The territorial government has confirmed it intends to demolish Yellowknife's former visitor centre, which is losing its structural integrity.
The Northern Frontier Visitors Centre closed to the public in 2017 after an inspection found the building to be unsafe. It has since sat unoccupied as the territory decides what to do with it.
In a document tabled in the legislature this week, infrastructure minister Wally Schumann states the NWT government has given up trying to salvage the building as the work would be too expensive.
"Based on the deteriorating condition of the facility, it has been determined that demolition of the building is the best-value option," Schumann writes, in answer to an earlier query from Frame Lake MLA Kevin O'Reilly.
The jacking of steel piles supporting the building's southern side has caused significant damage to the building itself, Schumann said, and continues to do so – reducing what could reasonably be salvaged.
The NWT government has already spent, or committed, almost $650,000 to repairs, monitoring, and design costs since 2017. Schumann said trying to demolish the damaged portion but salvage the rest would cost $2.7 million.
Instead, demolition is expected to cost $600,000 and take place toward the end of this year.
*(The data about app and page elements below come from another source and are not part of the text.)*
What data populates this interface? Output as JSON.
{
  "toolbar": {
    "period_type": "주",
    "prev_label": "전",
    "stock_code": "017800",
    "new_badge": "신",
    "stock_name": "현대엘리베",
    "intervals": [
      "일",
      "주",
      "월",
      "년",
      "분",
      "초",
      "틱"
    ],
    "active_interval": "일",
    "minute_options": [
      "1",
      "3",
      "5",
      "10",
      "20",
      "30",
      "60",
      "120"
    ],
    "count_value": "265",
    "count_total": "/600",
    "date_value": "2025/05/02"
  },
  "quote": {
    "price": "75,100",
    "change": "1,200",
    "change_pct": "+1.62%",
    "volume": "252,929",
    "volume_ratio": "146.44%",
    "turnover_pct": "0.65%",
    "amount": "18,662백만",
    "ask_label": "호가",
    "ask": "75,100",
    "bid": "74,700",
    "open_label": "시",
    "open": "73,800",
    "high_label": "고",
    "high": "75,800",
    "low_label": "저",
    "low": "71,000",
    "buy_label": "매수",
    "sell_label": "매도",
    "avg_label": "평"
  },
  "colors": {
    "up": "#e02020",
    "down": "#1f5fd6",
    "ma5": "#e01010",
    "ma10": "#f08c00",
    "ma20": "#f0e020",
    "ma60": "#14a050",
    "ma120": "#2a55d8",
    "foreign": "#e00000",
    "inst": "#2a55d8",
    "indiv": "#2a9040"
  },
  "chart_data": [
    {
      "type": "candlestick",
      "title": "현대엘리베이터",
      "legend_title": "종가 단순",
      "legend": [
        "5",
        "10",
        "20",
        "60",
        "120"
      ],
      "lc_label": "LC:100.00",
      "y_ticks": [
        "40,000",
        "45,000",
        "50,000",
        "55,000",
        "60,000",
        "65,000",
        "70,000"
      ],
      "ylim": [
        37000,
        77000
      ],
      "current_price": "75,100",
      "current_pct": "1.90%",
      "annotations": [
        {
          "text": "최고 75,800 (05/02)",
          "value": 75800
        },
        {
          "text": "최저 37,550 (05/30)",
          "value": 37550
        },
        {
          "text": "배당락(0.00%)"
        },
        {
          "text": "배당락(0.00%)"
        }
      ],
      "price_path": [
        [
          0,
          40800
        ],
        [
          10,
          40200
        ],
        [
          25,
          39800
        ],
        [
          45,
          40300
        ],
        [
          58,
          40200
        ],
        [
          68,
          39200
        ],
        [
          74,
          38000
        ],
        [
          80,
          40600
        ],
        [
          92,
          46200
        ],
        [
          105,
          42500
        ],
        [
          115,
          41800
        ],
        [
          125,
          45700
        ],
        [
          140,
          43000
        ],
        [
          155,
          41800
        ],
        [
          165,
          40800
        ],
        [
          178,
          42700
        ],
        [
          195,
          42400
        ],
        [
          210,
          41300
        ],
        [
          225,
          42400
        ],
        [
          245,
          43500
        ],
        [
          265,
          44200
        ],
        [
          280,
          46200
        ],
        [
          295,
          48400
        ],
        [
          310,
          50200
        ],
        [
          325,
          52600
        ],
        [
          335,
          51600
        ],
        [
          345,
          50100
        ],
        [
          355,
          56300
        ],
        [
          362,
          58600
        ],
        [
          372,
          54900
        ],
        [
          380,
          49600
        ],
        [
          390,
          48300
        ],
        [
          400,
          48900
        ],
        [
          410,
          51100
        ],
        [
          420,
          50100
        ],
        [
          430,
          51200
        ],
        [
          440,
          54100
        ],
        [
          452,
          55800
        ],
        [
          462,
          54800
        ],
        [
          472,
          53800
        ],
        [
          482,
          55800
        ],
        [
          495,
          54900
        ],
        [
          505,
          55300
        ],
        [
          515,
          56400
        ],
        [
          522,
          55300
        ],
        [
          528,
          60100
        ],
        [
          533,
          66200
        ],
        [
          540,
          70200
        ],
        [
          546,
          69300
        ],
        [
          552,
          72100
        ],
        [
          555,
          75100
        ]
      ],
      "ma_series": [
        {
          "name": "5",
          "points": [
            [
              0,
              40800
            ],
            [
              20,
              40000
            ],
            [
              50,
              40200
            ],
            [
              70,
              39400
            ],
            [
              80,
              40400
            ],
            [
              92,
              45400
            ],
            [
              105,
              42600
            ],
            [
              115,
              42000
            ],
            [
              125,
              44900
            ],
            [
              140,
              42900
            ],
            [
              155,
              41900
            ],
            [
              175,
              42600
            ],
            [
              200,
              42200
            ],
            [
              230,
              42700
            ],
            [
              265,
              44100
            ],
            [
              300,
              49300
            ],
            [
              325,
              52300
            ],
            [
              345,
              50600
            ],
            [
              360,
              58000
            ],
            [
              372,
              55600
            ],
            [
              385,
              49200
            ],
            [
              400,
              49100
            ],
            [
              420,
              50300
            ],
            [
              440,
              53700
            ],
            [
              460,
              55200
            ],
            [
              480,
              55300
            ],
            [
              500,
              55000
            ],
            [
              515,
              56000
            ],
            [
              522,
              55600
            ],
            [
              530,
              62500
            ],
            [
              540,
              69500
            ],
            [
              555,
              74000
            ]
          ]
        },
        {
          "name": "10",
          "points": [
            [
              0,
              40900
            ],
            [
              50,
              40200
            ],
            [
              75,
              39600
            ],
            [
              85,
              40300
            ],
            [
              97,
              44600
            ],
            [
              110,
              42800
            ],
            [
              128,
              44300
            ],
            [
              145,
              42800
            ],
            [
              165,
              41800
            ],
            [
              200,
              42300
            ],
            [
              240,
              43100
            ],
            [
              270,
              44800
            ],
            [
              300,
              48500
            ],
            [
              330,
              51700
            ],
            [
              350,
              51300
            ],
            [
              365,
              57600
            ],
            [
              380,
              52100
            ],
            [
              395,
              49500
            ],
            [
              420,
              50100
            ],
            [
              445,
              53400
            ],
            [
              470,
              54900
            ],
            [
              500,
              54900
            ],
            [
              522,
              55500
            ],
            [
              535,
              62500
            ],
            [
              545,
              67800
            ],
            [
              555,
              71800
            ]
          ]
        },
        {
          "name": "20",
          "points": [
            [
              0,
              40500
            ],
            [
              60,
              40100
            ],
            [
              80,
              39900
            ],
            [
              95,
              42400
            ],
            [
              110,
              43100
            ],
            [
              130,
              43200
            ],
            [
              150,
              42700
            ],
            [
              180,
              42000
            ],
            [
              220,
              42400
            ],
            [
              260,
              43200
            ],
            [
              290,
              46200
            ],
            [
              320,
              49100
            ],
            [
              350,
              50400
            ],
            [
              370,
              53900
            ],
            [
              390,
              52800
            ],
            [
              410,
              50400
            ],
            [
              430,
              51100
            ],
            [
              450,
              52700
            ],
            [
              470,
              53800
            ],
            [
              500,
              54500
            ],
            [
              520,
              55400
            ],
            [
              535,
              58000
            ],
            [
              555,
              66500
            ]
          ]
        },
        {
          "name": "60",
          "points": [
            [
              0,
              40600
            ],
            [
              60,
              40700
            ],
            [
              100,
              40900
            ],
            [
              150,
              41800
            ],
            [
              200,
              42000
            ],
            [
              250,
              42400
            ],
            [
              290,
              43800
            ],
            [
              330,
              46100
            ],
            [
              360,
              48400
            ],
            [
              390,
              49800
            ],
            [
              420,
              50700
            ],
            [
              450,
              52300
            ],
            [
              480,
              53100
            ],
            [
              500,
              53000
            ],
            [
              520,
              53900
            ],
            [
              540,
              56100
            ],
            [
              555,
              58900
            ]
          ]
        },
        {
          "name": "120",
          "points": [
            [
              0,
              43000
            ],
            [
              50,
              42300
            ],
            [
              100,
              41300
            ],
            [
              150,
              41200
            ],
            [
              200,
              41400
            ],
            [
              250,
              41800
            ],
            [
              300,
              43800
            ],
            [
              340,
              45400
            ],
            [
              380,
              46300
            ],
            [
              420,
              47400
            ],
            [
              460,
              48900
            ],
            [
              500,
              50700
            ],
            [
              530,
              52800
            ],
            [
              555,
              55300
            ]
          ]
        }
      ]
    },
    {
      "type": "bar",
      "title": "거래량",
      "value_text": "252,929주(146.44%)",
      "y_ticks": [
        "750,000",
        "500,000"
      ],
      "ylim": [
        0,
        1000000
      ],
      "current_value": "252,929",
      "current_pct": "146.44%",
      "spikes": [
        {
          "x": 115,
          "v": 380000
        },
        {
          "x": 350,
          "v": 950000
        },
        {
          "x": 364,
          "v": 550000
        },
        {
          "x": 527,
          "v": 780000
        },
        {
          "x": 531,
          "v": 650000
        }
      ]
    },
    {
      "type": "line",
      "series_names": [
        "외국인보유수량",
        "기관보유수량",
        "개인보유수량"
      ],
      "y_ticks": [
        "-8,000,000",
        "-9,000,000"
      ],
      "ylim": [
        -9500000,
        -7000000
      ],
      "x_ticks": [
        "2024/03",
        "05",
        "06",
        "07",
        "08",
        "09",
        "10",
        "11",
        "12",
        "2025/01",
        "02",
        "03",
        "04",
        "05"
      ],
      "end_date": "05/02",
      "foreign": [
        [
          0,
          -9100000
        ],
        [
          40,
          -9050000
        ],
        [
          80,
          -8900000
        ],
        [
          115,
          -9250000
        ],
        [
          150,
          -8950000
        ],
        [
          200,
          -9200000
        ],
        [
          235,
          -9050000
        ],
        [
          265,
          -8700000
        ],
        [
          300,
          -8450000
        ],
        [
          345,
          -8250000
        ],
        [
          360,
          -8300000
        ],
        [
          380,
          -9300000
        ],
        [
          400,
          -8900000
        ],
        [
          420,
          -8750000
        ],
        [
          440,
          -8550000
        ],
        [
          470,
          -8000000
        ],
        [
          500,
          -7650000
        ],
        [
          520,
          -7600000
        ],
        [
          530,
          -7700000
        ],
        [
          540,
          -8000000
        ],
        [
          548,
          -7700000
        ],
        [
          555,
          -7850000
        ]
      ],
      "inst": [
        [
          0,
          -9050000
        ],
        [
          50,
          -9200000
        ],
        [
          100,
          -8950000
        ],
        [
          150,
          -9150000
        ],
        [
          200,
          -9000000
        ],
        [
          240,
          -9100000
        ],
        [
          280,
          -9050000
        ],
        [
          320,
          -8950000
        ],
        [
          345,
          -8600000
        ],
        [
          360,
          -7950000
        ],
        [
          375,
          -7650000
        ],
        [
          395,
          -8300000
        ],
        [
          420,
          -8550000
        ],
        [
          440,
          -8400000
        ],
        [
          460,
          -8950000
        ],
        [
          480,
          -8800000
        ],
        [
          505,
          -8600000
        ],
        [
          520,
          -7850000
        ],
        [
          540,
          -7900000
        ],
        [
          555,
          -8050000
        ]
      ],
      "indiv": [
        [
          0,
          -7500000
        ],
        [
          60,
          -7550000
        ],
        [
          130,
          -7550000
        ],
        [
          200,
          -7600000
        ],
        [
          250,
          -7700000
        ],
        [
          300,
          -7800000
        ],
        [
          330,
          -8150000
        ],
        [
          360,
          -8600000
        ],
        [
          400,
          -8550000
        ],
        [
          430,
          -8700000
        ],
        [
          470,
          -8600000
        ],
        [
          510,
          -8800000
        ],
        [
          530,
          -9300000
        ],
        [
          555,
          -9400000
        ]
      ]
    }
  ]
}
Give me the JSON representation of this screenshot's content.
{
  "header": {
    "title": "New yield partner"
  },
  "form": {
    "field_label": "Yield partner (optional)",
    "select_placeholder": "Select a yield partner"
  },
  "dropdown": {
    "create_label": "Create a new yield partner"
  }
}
It's not clear what the territory would next plan to do with the land. The Northern Frontier Visitors Association, which used to run the building, disbanded in the aftermath of the building's closure.
The City of Yellowknife has since operated a temporary visitors' centre based at City Hall.